I have a pair of mechanical Soviet wristwatches – a very boring Pobeda I wrote about last year, as well as a rather nicer Raketa with a 2623H movement – yes, it’s a 24-hour watch (that is, the hour hand only goes around once a day, as opposed to twice, like a normal mechanical watch). With a chrome case and a grey band, it’s my “dress” watch, for when the black-on-black Pobeda is a bit too, um, tactical, and a pocket watch just isn’t practical.
One of the big annoyances with owning any mechanical timepiece is that it’s fairly difficult – and usually horribly expensive – to have the damned things serviced. It’s bad enough trying to find someone around here to work on, say, a 1970s Seiko, or a 1960s Bulova, but try to get someone to service a Soviet or Russian timepiece? On a good day, they’ll just laugh at you. You can’t get parts, there are no service instructions available… and why bother, they’ll ask, when the watch is only worth maybe fifty bucks and most watchmakers these days won’t even open a watch for less than a hundred?

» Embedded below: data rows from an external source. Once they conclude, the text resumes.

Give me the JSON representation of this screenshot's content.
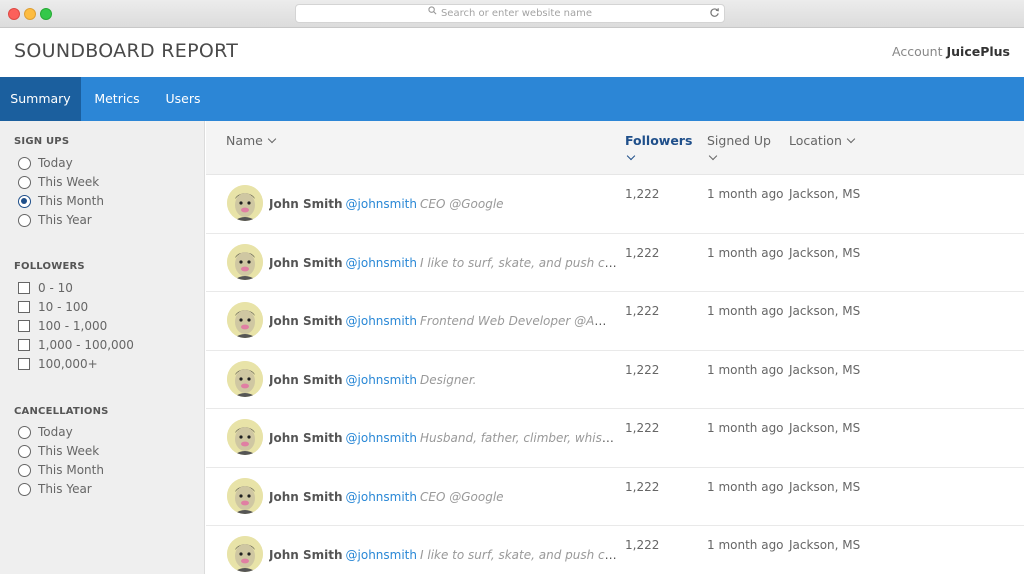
{
  "browser": {
    "url_placeholder": "Search or enter website name"
  },
  "header": {
    "title": "SOUNDBOARD REPORT",
    "account_label": "Account",
    "account_name": "JuicePlus"
  },
  "tabs": [
    {
      "label": "Summary",
      "active": true
    },
    {
      "label": "Metrics",
      "active": false
    },
    {
      "label": "Users",
      "active": false
    }
  ],
  "sidebar": {
    "signups": {
      "title": "SIGN UPS",
      "options": [
        "Today",
        "This Week",
        "This Month",
        "This Year"
      ],
      "selected": "This Month"
    },
    "followers": {
      "title": "FOLLOWERS",
      "options": [
        "0 - 10",
        "10 - 100",
        "100 - 1,000",
        "1,000 - 100,000",
        "100,000+"
      ]
    },
    "cancellations": {
      "title": "CANCELLATIONS",
      "options": [
        "Today",
        "This Week",
        "This Month",
        "This Year"
      ]
    }
  },
  "table": {
    "columns": {
      "name": "Name",
      "followers": "Followers",
      "signed_up": "Signed Up",
      "location": "Location"
    },
    "sorted_column": "Followers",
    "rows": [
      {
        "name": "John Smith",
        "handle": "@johnsmith",
        "bio": "CEO @Google",
        "followers": "1,222",
        "signed_up": "1 month ago",
        "location": "Jackson, MS"
      },
      {
        "name": "John Smith",
        "handle": "@johnsmith",
        "bio": "I like to surf, skate, and push code.",
        "followers": "1,222",
        "signed_up": "1 month ago",
        "location": "Jackson, MS"
      },
      {
        "name": "John Smith",
        "handle": "@johnsmith",
        "bio": "Frontend Web Developer @Amazo...",
        "followers": "1,222",
        "signed_up": "1 month ago",
        "location": "Jackson, MS"
      },
      {
        "name": "John Smith",
        "handle": "@johnsmith",
        "bio": "Designer.",
        "followers": "1,222",
        "signed_up": "1 month ago",
        "location": "Jackson, MS"
      },
      {
        "name": "John Smith",
        "handle": "@johnsmith",
        "bio": "Husband, father, climber, whiskey, ...",
        "followers": "1,222",
        "signed_up": "1 month ago",
        "location": "Jackson, MS"
      },
      {
        "name": "John Smith",
        "handle": "@johnsmith",
        "bio": "CEO @Google",
        "followers": "1,222",
        "signed_up": "1 month ago",
        "location": "Jackson, MS"
      },
      {
        "name": "John Smith",
        "handle": "@johnsmith",
        "bio": "I like to surf, skate, and push code.",
        "followers": "1,222",
        "signed_up": "1 month ago",
        "location": "Jackson, MS"
      }
    ]
  },
  "icons": {
    "search": "search-icon",
    "reload": "reload-icon",
    "sort": "chevron-down-icon",
    "avatar": "avatar"
  },
  "colors": {
    "nav_bar": "#2c86d6",
    "nav_active": "#1b5f9e",
    "handle": "#2a88d6",
    "sorted_header": "#1f4f8a"
  }
}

I knew this when I bought my watches, and I figure I’d just have to deal with it if and when the time came that either of my wristwatches stopped working.
A while back, my “shockproof” Raketa got whacked, and stopped running. Doh.
Read the rest of this entry »